Children’s behaviour is becoming more sexualised at a younger age as they are trying to grow up too fast, a leading anti-cyberbullying expert is warning.
Jim Harding, founder of cyber watchdog Bully4U, set-up 10 years ago this month, provides training to both primary, secondary school children and teachers on the dangers of cyber-bullying, said the “the world of the internet is now even less safe than it was as this world reinvents itself so quickly under new guises.”
He said children have virtually stopped using Facebook because their parents are using the social media app meaning children do not want their behaviour to be monitored too closely.
Mr Harding said: “Reviewing the past 10 years, Bully4U has found the internet world for children has changed significantly and there are a lot more predators in the cyber world waiting to prey on unsuspecting children.
“They know that children are using social media platforms at much younger ages and in far greater numbers. The age of 13, largely flouted by social media apps as the common introductory age, is a lie.
“From dealing with thousands of children in classrooms nationwide over the past 10 years, the organisation has found that children as young as nine are regular users of social media platforms.
“Snapchat and Instagram are now the most popular app used by children and younger teenagers, with 80% of 10-year-olds using them. As a result, and due to them not wanting their mums and dads to know what they are doing on social media, children have virtually ceased using Facebook.
“The Snapchat app has given children the false belief that they can send material of a risqué nature and that it will then disappear, which is not the case.
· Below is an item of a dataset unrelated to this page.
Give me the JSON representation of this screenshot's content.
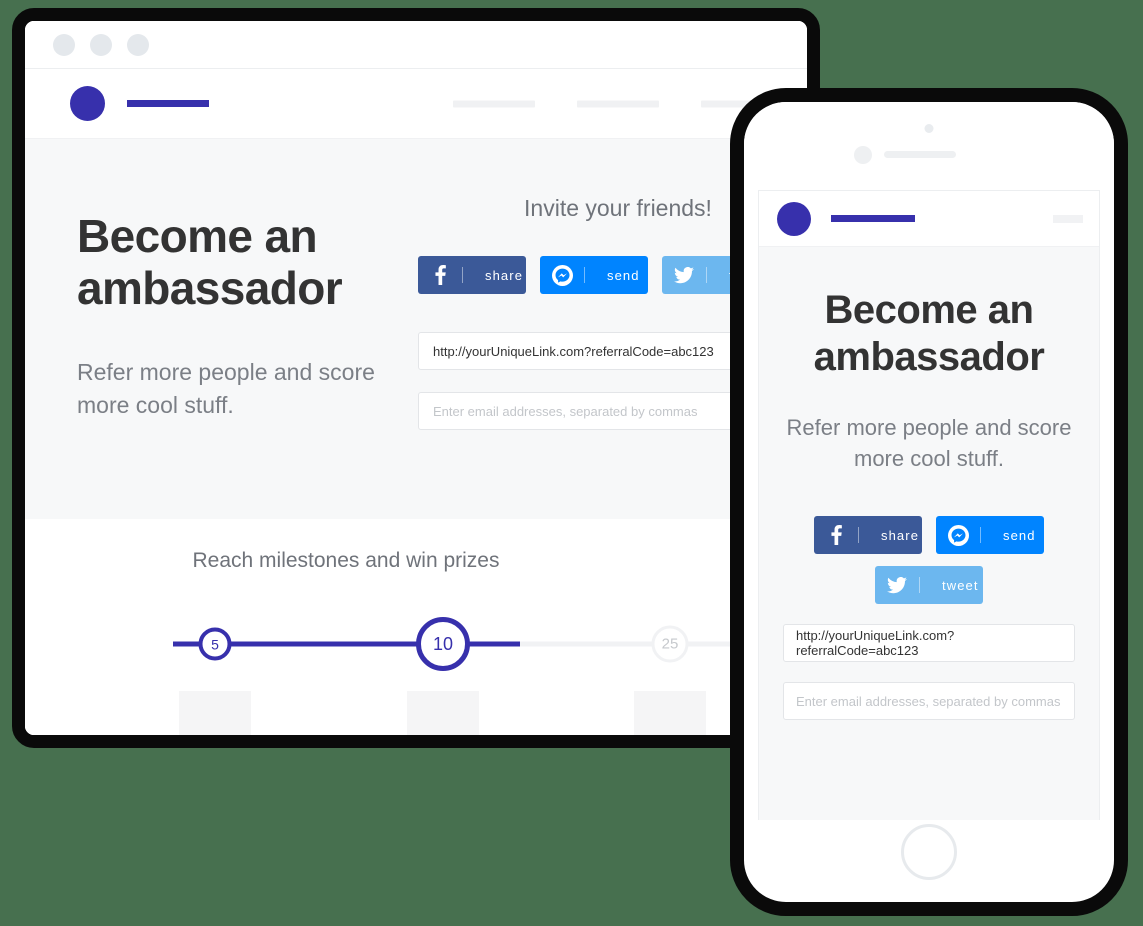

This has fuelled a tsunami of sexting amongst Irish children.
“Teenage girls are receiving several requests daily to send nude photos. Bully 4u have been asked to speak about the dangers and consequences of sexting to children.”
Mr Harding continued: “Children’s behaviour is becoming more sexualised at a younger age as they try to grow up too fast. The objective of our children is to have the most friends/likes and they are motivated by the concept of being popular, and as a result, there can be a hierarchy of popularity in schools.
“Four out of five children are playing violent video games which are not age-appropriate and leads to bullying behaviour, while children as young as nine are visiting video chat apps and sites like Omegle, Melon, youlive, Ouvu, Periscope and known predators trawl this sites in their efforts to groom children. These apps did not exist when Bully4U was set-up.
“Ten years ago the advice to parents would have been to monitor children’s usage of the internet by keeping the laptop in the family room, now with several ways of accessing the internet in the home children are still being left to monitor and supervise themselves, despite numerous warnings.
“The toxic anonymous Ask.Fm, the anonymous question-and-answer website has largely been replaced by Saharah which is equally as bad.”
High profile cases of teenagers taking their own lives due to cyberbullying include; 15-year-old Phoebe Prince who died in South Hadley, Massachusetts in 2010 after moving there from Clare, Ciara Pugsley (15) from Dromahir, Co Leitrim and sisters 13-year-old Erin and Shannon (15) Gallagher from Ballybofey in 2012.
Randomised video-chat websites have been in existence since Chat Roulette was launched nine years ago in 2009. Chat Roulette currently has developed an X-rated reputation and the site discourages teenagers from using it.
“I have serious concerns that video-chat websites are being exploited by paedophiles to obtain and coerce images. The State needs to block websites which allow predators to exploit children. There is technology out there to block these sites.”